*Problem to solve:*
Reproduce the entries exactly, but keep the pictures out of the copy.

Web page and app entries:
== Segment start ==

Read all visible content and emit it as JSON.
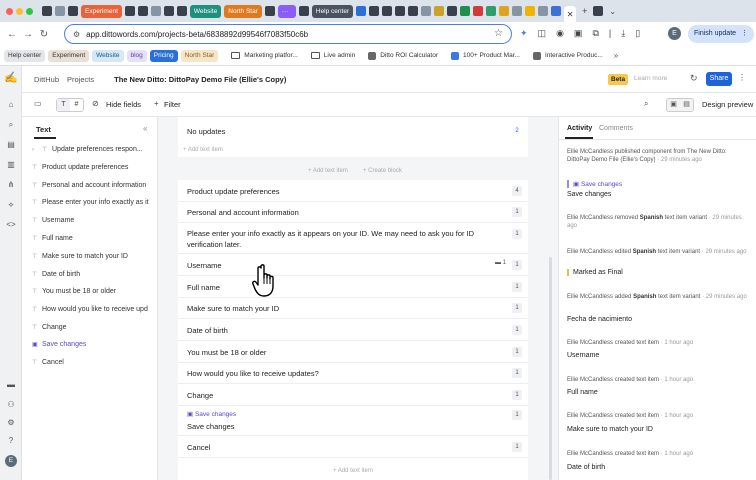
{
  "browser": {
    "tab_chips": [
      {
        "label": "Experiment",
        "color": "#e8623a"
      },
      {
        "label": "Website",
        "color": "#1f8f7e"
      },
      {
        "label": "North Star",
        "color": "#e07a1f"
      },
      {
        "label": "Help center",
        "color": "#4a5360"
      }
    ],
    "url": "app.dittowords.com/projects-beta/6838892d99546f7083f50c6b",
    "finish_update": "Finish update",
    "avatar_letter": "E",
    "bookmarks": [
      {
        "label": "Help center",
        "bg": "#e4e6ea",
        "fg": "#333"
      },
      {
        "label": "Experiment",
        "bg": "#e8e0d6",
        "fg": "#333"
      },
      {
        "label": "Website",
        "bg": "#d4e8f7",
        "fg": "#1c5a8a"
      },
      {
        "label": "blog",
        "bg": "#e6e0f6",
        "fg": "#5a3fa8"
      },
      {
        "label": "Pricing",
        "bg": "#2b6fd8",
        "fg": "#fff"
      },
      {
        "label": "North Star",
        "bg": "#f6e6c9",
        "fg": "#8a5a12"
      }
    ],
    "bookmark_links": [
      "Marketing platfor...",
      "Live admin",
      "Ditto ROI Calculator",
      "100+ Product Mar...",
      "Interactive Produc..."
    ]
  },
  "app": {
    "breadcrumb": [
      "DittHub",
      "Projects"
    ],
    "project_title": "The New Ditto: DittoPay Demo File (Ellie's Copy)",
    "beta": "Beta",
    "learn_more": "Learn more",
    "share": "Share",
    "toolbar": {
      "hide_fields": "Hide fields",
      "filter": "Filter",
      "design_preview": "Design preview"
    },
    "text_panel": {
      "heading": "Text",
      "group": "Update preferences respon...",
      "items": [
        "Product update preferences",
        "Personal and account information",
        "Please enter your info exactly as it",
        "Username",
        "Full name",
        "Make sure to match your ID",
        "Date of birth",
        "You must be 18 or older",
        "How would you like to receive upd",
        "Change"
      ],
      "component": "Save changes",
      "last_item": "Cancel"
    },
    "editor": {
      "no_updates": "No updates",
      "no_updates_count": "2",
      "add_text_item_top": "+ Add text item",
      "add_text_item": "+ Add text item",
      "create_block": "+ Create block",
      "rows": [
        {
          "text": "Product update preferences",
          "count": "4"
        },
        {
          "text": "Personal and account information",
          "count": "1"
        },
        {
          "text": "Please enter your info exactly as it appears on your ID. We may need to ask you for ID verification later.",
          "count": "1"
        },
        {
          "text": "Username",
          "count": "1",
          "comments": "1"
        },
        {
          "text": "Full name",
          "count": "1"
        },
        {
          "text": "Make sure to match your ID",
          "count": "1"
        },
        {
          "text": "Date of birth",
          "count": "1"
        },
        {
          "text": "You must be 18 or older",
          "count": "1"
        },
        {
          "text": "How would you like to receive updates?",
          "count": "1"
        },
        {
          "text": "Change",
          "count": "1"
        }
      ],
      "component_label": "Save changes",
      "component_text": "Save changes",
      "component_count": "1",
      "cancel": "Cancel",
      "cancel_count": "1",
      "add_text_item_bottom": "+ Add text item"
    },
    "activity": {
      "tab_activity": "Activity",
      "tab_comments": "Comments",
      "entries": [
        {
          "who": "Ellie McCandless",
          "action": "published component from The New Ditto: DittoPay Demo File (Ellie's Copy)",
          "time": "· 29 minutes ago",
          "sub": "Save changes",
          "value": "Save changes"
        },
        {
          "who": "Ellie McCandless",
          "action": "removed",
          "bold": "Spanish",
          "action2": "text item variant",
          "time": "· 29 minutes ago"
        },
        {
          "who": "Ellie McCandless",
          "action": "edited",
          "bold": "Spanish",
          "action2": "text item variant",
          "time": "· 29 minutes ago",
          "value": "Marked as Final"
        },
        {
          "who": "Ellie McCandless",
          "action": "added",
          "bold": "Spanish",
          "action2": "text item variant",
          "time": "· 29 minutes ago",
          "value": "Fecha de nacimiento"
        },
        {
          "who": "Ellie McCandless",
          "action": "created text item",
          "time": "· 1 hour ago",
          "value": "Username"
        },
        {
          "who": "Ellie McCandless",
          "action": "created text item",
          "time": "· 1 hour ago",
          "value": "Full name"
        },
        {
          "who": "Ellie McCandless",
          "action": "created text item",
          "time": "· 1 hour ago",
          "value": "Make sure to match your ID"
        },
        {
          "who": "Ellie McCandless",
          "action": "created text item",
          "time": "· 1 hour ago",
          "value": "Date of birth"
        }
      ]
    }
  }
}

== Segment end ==

*Exercise response:*
Read all visible content and emit it as JSON.
{
  "browser": {
    "tab_chips": [
      {
        "label": "Experiment",
        "color": "#e8623a"
      },
      {
        "label": "Website",
        "color": "#1f8f7e"
      },
      {
        "label": "North Star",
        "color": "#e07a1f"
      },
      {
        "label": "Help center",
        "color": "#4a5360"
      }
    ],
    "url": "app.dittowords.com/projects-beta/6838892d99546f7083f50c6b",
    "finish_update": "Finish update",
    "avatar_letter": "E",
    "bookmarks": [
      {
        "label": "Help center",
        "bg": "#e4e6ea",
        "fg": "#333"
      },
      {
        "label": "Experiment",
        "bg": "#e8e0d6",
        "fg": "#333"
      },
      {
        "label": "Website",
        "bg": "#d4e8f7",
        "fg": "#1c5a8a"
      },
      {
        "label": "blog",
        "bg": "#e6e0f6",
        "fg": "#5a3fa8"
      },
      {
        "label": "Pricing",
        "bg": "#2b6fd8",
        "fg": "#fff"
      },
      {
        "label": "North Star",
        "bg": "#f6e6c9",
        "fg": "#8a5a12"
      }
    ],
    "bookmark_links": [
      "Marketing platfor...",
      "Live admin",
      "Ditto ROI Calculator",
      "100+ Product Mar...",
      "Interactive Produc..."
    ]
  },
  "app": {
    "breadcrumb": [
      "DittHub",
      "Projects"
    ],
    "project_title": "The New Ditto: DittoPay Demo File (Ellie's Copy)",
    "beta": "Beta",
    "learn_more": "Learn more",
    "share": "Share",
    "toolbar": {
      "hide_fields": "Hide fields",
      "filter": "Filter",
      "design_preview": "Design preview"
    },
    "text_panel": {
      "heading": "Text",
      "group": "Update preferences respon...",
      "items": [
        "Product update preferences",
        "Personal and account information",
        "Please enter your info exactly as it",
        "Username",
        "Full name",
        "Make sure to match your ID",
        "Date of birth",
        "You must be 18 or older",
        "How would you like to receive upd",
        "Change"
      ],
      "component": "Save changes",
      "last_item": "Cancel"
    },
    "editor": {
      "no_updates": "No updates",
      "no_updates_count": "2",
      "add_text_item_top": "+ Add text item",
      "add_text_item": "+ Add text item",
      "create_block": "+ Create block",
      "rows": [
        {
          "text": "Product update preferences",
          "count": "4"
        },
        {
          "text": "Personal and account information",
          "count": "1"
        },
        {
          "text": "Please enter your info exactly as it appears on your ID. We may need to ask you for ID verification later.",
          "count": "1"
        },
        {
          "text": "Username",
          "count": "1",
          "comments": "1"
        },
        {
          "text": "Full name",
          "count": "1"
        },
        {
          "text": "Make sure to match your ID",
          "count": "1"
        },
        {
          "text": "Date of birth",
          "count": "1"
        },
        {
          "text": "You must be 18 or older",
          "count": "1"
        },
        {
          "text": "How would you like to receive updates?",
          "count": "1"
        },
        {
          "text": "Change",
          "count": "1"
        }
      ],
      "component_label": "Save changes",
      "component_text": "Save changes",
      "component_count": "1",
      "cancel": "Cancel",
      "cancel_count": "1",
      "add_text_item_bottom": "+ Add text item"
    },
    "activity": {
      "tab_activity": "Activity",
      "tab_comments": "Comments",
      "entries": [
        {
          "who": "Ellie McCandless",
          "action": "published component from The New Ditto: DittoPay Demo File (Ellie's Copy)",
          "time": "· 29 minutes ago",
          "sub": "Save changes",
          "value": "Save changes"
        },
        {
          "who": "Ellie McCandless",
          "action": "removed",
          "bold": "Spanish",
          "action2": "text item variant",
          "time": "· 29 minutes ago"
        },
        {
          "who": "Ellie McCandless",
          "action": "edited",
          "bold": "Spanish",
          "action2": "text item variant",
          "time": "· 29 minutes ago",
          "value": "Marked as Final"
        },
        {
          "who": "Ellie McCandless",
          "action": "added",
          "bold": "Spanish",
          "action2": "text item variant",
          "time": "· 29 minutes ago",
          "value": "Fecha de nacimiento"
        },
        {
          "who": "Ellie McCandless",
          "action": "created text item",
          "time": "· 1 hour ago",
          "value": "Username"
        },
        {
          "who": "Ellie McCandless",
          "action": "created text item",
          "time": "· 1 hour ago",
          "value": "Full name"
        },
        {
          "who": "Ellie McCandless",
          "action": "created text item",
          "time": "· 1 hour ago",
          "value": "Make sure to match your ID"
        },
        {
          "who": "Ellie McCandless",
          "action": "created text item",
          "time": "· 1 hour ago",
          "value": "Date of birth"
        }
      ]
    }
  }
}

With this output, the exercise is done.